The next day, he came to me and, still with a doubting expression spread all over his face, said he'd try me for six months. But I didn't want six months, I answered back. I wasn't going to clog up that spinning department. Either I was the man for the job, I said, or I wasn't. If I was, it wouldn't take six months to find it out. If I wasn't, I'd get out in a hurry. No six months for me. One month, that's all I wanted to show what I could do. The super seemed to be wondering again but answered it was all right with him just as I said. So I became the over-seer of No. 1 Spinning where I had made my shaky debut in 1875.
That was another step ahead for the French Canadians, wasn't it? But this time, it was an awful scandal. The sad news didn't take long to spread. Americans and Irish were mad clean through. They looked at me and spoke to me only when they were strictly obliged to, but as far as friendship was concerned, there was no more, you bet. I, a Frenchman, had jumped over the heads of others who thought themselves the only ones entitled to the job of overseer; here was a sin that could not be forgiven, and what was the world coming to, anyway?

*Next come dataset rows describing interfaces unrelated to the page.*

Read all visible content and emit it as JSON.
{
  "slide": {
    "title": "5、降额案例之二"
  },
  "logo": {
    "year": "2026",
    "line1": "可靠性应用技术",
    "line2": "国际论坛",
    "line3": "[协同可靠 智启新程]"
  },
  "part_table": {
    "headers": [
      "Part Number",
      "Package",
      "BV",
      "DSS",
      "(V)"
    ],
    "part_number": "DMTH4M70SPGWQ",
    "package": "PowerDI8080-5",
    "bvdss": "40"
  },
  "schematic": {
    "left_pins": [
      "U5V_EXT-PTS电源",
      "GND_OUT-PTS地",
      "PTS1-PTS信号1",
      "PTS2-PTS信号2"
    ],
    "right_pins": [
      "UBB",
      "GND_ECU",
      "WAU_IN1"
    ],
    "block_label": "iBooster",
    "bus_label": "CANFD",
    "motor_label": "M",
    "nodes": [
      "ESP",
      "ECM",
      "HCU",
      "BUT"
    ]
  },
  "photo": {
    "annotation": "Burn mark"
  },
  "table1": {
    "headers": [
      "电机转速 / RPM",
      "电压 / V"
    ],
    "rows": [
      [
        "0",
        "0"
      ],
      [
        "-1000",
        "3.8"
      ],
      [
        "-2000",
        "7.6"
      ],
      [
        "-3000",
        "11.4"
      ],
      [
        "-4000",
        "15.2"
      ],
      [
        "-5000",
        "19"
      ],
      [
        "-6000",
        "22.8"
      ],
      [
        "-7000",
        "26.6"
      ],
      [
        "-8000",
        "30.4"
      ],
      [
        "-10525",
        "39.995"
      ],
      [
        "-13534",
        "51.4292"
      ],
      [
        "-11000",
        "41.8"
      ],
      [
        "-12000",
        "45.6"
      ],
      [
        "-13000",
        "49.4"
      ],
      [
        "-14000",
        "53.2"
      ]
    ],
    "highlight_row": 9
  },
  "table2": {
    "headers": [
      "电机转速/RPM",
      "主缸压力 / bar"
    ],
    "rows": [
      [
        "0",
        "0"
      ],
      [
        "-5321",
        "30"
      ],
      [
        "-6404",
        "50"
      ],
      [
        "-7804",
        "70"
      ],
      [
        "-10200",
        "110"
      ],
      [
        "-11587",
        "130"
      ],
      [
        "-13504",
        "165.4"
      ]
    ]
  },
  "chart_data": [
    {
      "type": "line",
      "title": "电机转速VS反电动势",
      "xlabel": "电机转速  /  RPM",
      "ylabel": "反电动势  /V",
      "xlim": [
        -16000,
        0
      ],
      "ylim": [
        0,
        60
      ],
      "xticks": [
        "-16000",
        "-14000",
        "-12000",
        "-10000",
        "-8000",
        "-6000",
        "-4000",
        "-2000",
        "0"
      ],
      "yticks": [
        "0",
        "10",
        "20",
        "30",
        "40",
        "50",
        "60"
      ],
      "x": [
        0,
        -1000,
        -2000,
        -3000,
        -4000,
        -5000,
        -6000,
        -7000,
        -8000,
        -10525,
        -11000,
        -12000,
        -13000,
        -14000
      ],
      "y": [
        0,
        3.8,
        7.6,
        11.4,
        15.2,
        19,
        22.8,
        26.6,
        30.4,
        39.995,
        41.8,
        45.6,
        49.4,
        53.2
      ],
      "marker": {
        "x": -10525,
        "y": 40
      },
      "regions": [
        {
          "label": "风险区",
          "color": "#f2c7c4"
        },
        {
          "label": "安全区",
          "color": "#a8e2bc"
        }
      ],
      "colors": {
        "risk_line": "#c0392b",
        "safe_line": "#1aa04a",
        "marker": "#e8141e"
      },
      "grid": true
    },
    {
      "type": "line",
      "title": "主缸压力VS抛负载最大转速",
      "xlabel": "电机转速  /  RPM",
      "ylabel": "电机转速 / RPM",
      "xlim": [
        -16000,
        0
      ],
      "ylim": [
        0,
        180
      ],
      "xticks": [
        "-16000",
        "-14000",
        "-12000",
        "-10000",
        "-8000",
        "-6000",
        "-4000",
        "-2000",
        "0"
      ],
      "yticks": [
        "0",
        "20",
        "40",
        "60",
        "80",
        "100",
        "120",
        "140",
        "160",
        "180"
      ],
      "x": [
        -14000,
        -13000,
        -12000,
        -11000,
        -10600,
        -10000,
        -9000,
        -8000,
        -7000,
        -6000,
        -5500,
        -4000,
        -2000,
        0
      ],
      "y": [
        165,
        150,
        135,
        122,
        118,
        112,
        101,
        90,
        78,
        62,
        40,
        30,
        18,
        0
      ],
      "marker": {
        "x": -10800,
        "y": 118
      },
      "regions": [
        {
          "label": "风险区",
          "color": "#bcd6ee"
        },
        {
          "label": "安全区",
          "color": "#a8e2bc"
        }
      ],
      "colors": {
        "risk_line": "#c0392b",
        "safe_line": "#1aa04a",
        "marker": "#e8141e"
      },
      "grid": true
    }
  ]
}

My disappointed former friends had another shook of the same kind two years later when Theophile Marchand--we called him Tofil--was named overseer of weaving, and he was included with me in their hate. Tofil, who had been a first class weaver, was then a first class loomfixer, a big job in those days. His promotion, like mine, became the talk of "Milltown" and was a terrible scandal.